I arrived in Istanbul on December 26, 2018, at about 6:30 p.m. from a flight from Bucharest, Romania. I had flown from Rome to Bucharest and then to Istanbul. (My first time “in” Romania! Yay!) I got off the plane and waited with a mob of other people to go through passport control. I had my Turkish visa printed and ready…
I stayed in the Fatih area of Istanbul, which is on the European side. I picked the hotel and the area because it’s the neighborhood with famous historical sites such as the Hagia Sophia and Topkapi Palace.
I set up a 2-day guided tour with a company I found suggested on TripAdvisor. I thought it was a small-group tour, but when the guide came to meet me at my hotel in the morning at 9 a.m., I found out the tour was just me and my guide. I almost would have preferred a few other people, but it ended up working out fine.
I love taking guided tours when I first get to the city. I will have already done a lot of reading and research on the history and culture of the place, but I like how I get a broad overview of the city and its important places on a tour. It allows me to familiarize myself with the surroundings and figure out what I want to go back to or see later. I’ve found this is my favorite way to enter a new place, and I’ve done it in many countries around the world. Because I’m such a history buff, it gives me an orientation about the historical and cultural aspects of a place as well, which is one of my favorite parts of traveling.
Our first stop was Topkapi Palace. This is where the sultans lived with about 4,000 of their closest family, friends, children, servants, concubines, eunuchs, and courtiers between the 15th and 19th centuries when it was the court of the Ottoman empire.
Although the palace compound extends around much further, the “museum” opens with the Middle Gate, also known as the Bâbüsselâm or the Gate of Salutation (below). It leads into the palace proper, and with the two towers flanking the gate, it was supposed to serve as a symbol of the pomp and majesty of the Ottoman empire. It has subsequently become an icon for the whole palace.
Middle Gate, also known as the Bâbüsselâm or the Gate of Salutation
On the upper part of the gate, there is a calligraphic inscription of the Muslim profession of faith: “There is no god but God; Mohammed is the prophet of God.” (below)
Only the sultan was allowed to pass through this gate on horseback. Other state officials such as the grand vizier had to dismount their horses before entering.

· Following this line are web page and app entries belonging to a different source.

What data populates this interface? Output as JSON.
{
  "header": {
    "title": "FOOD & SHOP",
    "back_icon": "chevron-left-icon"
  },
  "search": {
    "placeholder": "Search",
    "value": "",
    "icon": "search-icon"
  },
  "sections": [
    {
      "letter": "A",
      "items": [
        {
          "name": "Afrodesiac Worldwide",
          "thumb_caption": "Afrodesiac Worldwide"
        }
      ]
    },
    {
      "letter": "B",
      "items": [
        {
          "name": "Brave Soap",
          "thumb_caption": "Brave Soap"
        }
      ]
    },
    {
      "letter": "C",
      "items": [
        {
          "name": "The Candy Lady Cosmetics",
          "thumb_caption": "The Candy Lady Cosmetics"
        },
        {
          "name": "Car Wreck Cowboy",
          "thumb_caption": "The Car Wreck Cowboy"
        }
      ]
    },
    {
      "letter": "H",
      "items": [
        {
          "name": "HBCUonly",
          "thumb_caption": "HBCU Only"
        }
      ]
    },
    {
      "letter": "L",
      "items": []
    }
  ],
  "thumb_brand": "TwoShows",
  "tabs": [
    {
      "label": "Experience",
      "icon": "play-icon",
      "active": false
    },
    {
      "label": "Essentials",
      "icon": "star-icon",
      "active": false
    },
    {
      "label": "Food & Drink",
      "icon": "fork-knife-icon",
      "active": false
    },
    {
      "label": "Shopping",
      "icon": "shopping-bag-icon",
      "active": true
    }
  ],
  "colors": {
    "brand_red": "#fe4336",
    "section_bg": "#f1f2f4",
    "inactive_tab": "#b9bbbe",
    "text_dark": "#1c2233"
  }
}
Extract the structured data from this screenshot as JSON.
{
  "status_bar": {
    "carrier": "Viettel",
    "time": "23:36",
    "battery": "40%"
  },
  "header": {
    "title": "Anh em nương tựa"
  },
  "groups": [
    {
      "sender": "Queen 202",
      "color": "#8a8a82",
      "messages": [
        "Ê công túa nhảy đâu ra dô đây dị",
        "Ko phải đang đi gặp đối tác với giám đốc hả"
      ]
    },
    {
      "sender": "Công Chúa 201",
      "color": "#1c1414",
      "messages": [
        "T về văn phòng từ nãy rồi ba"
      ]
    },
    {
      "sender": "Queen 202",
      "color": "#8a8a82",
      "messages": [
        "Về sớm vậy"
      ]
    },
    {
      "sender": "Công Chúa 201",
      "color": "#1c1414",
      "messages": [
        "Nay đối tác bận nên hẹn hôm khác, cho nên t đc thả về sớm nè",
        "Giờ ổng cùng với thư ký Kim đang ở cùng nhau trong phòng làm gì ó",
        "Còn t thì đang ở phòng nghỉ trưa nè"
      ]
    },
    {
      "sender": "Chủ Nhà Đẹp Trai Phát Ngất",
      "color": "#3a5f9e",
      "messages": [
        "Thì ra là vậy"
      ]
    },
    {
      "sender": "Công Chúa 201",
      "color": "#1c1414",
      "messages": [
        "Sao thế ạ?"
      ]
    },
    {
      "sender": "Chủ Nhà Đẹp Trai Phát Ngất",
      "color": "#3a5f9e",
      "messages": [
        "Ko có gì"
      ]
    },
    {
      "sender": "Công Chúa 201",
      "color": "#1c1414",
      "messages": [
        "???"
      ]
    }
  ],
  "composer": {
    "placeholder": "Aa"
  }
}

Muslim profession of faith: “There is no god but God; Mohammed is the prophet of God.”
Inside the gate lies the Second Courtyard which includes the Imperial Council Chamber (below), where the Dîvân (Council) made laws, citizens presented petitions, and foreign dignitaries were presented to the court. The sultans were said to have eavesdropped on proceedings through the window with the golden grille.
Imperial Council Chamber
One of my favorite things about mosques and Islam art is the decoration. In Islam, depictions of the prophet Mohammed and of God are forbidden, so much of their architecture and decoration is mosaic tiles of geometric or floral patterns and fanciful or elaborate script. Here are some examples from Topkapi Palace:
I explored the rest of the palace grounds, which included palace kitchens, the Imperial Treasury, the harem where the wives and children of the sultan lived, the Marble Terrace, and much more. I could go on with various pictures of buildings, but suffice it to say it was definitely a fascinating glimpse into the lives of the sultans and the Ottoman empire’s ruling class.
My next stop, the Hagia Sophia (Church of Holy Wisdom), is what originally drew me to Istanbul from having studied it in school. I was attracted to it for its historical, religious, and cultural significances. It was commissioned by the Byzantine emperor Justinian, consecrated as a church in 536, converted to a mosque by Mehmet the Conqueror in 1453 (and renamed Aya Sofya), and declared a museum by Atatürk (the founder of modern Turkey) in 1935.
It’s famous for its mosaics, which the Muslims covered up with plaster when it became a mosque. It was only after being declared a museum that they began to recover some of the mosaics that were hidden after the conversion of the structure. Below are some of my pictures.
Ottoman medallions (below, and seen in the pictures above) are inscribed with the gilt Arabic letters with the names of God (Allah), Mohammed, and the early caliphs Ali and Abu Bakr.
More to come!